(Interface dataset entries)

▼

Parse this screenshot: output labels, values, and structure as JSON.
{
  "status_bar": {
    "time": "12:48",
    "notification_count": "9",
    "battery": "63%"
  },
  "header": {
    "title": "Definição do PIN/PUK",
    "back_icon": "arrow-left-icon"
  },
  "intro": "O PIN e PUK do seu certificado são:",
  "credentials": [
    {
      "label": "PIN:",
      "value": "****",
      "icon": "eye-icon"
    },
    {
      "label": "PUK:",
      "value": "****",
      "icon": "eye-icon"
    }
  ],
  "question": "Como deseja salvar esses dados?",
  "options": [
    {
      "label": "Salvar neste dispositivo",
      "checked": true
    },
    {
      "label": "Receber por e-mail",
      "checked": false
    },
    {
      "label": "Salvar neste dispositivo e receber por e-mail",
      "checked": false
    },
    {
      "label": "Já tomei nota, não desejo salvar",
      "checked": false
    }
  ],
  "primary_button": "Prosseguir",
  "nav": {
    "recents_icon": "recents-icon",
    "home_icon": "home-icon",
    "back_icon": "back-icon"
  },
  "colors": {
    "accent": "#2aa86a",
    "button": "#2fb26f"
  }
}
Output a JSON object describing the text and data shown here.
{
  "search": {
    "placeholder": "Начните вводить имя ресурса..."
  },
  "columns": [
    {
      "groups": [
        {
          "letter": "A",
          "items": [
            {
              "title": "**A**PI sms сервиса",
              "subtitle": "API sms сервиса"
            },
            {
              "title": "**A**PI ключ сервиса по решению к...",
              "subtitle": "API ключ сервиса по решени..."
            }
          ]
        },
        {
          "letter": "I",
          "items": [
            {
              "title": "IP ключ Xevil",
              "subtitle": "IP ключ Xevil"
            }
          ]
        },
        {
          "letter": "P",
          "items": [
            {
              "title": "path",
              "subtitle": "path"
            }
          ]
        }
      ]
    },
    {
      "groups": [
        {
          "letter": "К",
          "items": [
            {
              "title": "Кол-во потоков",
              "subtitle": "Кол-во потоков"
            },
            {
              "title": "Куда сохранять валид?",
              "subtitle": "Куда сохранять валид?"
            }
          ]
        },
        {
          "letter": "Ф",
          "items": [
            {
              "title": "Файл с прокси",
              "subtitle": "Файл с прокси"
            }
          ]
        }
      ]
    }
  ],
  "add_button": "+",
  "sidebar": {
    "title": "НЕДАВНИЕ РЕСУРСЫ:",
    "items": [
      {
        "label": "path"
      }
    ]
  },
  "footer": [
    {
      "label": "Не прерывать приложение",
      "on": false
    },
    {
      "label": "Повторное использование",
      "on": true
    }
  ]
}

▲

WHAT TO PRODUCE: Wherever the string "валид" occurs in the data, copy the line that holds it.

SOLUTION FOR THIS PROBLEM:
              "title": "Куда сохранять валид?",
              "subtitle": "Куда сохранять валид?"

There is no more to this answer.